Show simple item record

dc.contributorVirginia Techen
dc.contributor.authorNilsen, Erik T.en
dc.contributor.authorSharifi, M. Rasoulen
dc.contributor.authorRundel, Philip W.en
dc.date.accessioned2014-03-27T13:06:02Zen
dc.date.available2014-03-27T13:06:02Zen
dc.date.issued1984en
dc.identifier.citationErik Tallak Nilsen, M. Rasoul Sharifi, and Philip W. Rundel 1984. Comparative Water Relations of Phreatophytes in the Sonoran Desert of California. Ecology 65:767-778. http://dx.doi.org/10.2307/1938049en
dc.identifier.issn0012-9658en
dc.identifier.urihttp://hdl.handle.net/10919/46828en
dc.description.abstractThe seasonal and diurnal water relations were compared among six desert phreatophytes, two evergreen shrubs, and one deciduous shrub. All species were located in one wash woodland in the Sonoran Desert of southern California. There are several mechanisms by which these Phaenicia have adapted to the desert environment. One group of winter-deciduous phreatophytes (Olneya tesota, Prosopis glandulosa, and Acacia greggii) experienced summer midday leaf water potentials below -4.0 MPa. These phreatophytes had a series of physiological mechanisms for tolerating summer water stress, including seasonal and diurnal osmotic adjustment and the maintenance of high leaf conductance at low leaf water potential. Osmotic adjustment of these three phreatophytes was similar to or greater than that of two evergreen species (Larrea tridentata and Simmondsia chinensis). Dalea spinosa, a stem-photosynthetic phreatophyte, avoided water stress by maintaining a very small leaf area. The summer-deciduous phreatophytes (Hyptis emoryi, and Chilopsis linearis) demonstrated mechanisms of drought avoidance such as change in leaf biomass and low summer leaf conductance. Little osmotic adjustment occurred in the summer-deciduous phreatophytes. The phreatophytic species studied in this investigation have evolved adaptations to water stress that are similar to those of deciduous and evergreen shrubs of the Sonoran Desert. Desert phreatophytes are a complex group of species with varied adaptive mechanisms to tolerate or avoid drought and should not be considered simply as a group of species that avoid desert water stress by utilizing deep ground water unavailable to other desert species of drought tolerance and avoidance.en
dc.description.sponsorshipNSF DEB 79-21971en
dc.language.isoen_USen
dc.publisherEcological Society of Americaen
dc.rightsIn Copyrighten
dc.rights.urihttp://rightsstatements.org/vocab/InC/1.0/en
dc.subjectAcacia greggiien
dc.subjectChilopsis linearisen
dc.subjectDalea spinosaen
dc.subjectHyptis emoryien
dc.subjectleaf conductanceen
dc.subjectOlneya tesotaen
dc.subjectosmotic adjustmenten
dc.subjectphreatophytesen
dc.subjectProsopis glandulosaen
dc.subjectSonoran Deserten
dc.subjectwater relationsen
dc.titleComparative water relations of phreatophytes in the sonoran desert of californiaen
dc.typeArticle - Refereeden
dc.rights.holderEcological Society of Americaen
dc.contributor.departmentBiological Sciencesen
dc.identifier.urlhttp://www.jstor.org/stable/1938049en
dc.date.accessed2014-03-11en
dc.title.serialEcologyen
dc.identifier.doihttps://doi.org/10.2307/1938049en

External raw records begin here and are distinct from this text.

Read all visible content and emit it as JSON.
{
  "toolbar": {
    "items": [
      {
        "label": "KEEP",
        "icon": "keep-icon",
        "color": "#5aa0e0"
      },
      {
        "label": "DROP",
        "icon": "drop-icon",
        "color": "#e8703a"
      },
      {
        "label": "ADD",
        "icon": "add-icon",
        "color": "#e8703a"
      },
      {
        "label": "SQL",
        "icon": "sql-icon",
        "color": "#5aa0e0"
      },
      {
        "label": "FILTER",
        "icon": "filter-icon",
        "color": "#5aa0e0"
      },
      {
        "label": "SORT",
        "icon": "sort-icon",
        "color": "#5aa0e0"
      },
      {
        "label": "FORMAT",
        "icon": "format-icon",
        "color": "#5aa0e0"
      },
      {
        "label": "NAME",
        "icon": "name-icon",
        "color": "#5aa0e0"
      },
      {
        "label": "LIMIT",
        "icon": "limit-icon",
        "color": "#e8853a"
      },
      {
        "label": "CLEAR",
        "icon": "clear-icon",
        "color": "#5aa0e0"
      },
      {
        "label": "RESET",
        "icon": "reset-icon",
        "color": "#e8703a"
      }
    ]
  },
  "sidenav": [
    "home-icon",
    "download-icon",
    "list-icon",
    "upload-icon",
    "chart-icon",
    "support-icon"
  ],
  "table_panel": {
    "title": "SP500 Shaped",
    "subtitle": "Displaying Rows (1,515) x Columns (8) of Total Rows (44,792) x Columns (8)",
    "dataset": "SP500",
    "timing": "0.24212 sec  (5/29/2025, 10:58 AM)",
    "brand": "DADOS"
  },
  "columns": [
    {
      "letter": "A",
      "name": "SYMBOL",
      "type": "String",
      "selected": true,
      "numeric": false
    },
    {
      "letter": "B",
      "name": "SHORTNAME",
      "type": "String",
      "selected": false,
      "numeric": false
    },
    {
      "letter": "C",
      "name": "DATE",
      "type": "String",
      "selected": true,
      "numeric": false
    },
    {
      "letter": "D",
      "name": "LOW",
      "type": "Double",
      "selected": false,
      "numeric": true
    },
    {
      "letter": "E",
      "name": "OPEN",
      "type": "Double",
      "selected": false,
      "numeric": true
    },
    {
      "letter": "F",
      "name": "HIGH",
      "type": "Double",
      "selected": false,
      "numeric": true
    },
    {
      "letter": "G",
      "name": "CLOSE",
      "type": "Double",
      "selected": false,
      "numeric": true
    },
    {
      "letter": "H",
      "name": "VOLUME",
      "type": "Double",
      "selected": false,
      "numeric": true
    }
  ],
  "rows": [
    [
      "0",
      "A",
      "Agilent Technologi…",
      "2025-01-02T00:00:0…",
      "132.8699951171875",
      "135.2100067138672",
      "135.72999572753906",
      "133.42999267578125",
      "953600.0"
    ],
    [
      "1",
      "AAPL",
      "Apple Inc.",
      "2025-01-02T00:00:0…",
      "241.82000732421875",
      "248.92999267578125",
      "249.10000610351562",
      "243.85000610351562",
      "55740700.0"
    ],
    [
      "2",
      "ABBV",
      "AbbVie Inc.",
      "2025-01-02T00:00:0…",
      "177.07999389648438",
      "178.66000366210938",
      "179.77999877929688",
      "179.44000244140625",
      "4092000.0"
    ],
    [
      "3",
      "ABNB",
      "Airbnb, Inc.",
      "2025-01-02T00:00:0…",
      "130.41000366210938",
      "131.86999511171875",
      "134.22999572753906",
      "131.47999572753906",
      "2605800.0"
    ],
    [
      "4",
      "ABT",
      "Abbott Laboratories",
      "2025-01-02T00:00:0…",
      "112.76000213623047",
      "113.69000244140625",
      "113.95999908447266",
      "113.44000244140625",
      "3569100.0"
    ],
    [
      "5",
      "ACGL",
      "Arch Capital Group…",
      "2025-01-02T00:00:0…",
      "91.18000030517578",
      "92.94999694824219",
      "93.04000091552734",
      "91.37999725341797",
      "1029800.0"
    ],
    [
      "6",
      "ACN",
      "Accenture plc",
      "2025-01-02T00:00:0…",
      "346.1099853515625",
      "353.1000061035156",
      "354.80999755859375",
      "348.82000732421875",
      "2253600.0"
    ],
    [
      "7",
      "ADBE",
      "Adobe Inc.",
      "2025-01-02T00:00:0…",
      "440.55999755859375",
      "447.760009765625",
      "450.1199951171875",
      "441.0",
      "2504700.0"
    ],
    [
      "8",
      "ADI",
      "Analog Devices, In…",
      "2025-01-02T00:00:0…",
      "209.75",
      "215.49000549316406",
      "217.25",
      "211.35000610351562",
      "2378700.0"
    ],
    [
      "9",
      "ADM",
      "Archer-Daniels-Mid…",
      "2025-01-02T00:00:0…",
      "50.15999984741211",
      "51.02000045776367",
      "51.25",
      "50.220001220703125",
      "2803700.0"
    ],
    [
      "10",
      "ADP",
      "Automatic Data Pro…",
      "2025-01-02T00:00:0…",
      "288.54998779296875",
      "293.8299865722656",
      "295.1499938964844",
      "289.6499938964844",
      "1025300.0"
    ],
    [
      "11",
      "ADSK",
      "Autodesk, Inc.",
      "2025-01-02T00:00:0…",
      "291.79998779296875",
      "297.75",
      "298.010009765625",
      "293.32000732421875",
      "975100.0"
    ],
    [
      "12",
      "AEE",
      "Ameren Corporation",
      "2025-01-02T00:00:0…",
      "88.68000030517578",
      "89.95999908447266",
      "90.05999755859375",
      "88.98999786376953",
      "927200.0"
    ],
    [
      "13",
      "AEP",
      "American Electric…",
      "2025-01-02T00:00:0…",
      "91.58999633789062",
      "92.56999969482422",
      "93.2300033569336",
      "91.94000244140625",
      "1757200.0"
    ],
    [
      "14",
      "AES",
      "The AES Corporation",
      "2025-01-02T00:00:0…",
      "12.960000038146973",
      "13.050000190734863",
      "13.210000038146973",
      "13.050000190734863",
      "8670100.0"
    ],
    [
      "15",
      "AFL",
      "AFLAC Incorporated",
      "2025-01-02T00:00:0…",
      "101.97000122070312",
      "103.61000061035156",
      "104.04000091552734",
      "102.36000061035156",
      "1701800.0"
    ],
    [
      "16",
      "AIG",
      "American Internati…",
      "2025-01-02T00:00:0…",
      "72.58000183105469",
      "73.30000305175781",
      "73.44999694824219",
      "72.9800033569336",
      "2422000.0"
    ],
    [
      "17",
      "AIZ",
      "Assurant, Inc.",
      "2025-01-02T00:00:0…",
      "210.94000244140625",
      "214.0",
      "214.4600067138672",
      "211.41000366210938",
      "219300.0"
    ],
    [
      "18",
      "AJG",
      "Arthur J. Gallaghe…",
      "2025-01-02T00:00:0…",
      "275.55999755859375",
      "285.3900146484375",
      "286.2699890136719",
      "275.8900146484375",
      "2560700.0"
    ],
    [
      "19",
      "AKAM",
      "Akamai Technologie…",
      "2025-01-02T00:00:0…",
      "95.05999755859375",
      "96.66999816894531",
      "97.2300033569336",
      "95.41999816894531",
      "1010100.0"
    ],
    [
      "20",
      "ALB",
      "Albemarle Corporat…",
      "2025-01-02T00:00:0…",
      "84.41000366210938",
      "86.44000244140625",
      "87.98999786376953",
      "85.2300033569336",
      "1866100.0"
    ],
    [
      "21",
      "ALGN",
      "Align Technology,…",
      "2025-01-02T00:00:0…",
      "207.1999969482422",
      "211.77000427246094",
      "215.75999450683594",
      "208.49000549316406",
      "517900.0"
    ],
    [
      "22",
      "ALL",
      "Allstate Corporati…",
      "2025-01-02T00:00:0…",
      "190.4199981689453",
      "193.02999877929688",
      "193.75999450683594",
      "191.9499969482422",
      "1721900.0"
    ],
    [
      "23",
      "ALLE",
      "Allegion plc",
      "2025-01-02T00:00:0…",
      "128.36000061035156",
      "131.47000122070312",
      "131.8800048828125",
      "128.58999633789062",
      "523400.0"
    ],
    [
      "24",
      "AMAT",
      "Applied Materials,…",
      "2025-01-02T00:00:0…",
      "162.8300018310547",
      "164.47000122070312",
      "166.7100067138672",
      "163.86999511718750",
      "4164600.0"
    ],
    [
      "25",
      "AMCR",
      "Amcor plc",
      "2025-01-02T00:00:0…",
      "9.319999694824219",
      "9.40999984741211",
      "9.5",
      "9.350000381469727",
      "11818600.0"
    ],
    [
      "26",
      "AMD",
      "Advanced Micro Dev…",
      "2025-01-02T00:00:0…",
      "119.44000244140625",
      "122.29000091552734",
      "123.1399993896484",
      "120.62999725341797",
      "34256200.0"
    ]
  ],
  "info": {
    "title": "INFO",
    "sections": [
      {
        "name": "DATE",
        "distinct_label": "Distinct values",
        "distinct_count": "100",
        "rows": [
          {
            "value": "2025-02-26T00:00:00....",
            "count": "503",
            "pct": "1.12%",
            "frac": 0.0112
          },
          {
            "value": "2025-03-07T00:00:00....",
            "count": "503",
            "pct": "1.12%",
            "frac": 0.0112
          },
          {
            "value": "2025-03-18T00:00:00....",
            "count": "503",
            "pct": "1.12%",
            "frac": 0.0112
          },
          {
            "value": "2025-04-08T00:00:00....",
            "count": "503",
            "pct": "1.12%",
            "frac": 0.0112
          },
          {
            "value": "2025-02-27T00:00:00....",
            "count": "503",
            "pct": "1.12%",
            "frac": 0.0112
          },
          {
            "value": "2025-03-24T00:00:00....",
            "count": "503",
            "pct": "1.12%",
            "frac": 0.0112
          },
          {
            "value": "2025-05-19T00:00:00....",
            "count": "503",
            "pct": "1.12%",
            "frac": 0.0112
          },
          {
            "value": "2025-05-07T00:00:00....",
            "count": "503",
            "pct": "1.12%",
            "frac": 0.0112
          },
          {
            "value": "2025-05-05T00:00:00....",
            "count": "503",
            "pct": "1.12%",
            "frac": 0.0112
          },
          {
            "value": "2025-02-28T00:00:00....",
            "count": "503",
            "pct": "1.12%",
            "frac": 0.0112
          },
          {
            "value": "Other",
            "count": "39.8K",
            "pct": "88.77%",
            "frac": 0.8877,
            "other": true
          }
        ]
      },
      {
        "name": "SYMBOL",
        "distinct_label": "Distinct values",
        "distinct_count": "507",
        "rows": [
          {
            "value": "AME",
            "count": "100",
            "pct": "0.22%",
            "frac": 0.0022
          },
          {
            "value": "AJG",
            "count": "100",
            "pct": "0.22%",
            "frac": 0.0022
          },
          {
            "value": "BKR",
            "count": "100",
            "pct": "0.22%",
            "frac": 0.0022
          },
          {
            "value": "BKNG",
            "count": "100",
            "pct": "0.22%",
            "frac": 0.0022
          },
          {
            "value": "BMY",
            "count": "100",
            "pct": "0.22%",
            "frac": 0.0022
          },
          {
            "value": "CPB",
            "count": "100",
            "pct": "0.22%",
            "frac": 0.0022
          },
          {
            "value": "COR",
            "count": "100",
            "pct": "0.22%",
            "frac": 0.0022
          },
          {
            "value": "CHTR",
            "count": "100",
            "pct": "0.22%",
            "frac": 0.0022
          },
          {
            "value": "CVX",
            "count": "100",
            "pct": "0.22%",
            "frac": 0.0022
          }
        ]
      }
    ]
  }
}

Files in this item

Thumbnail

This item appears in the following Collection(s)

Show simple item record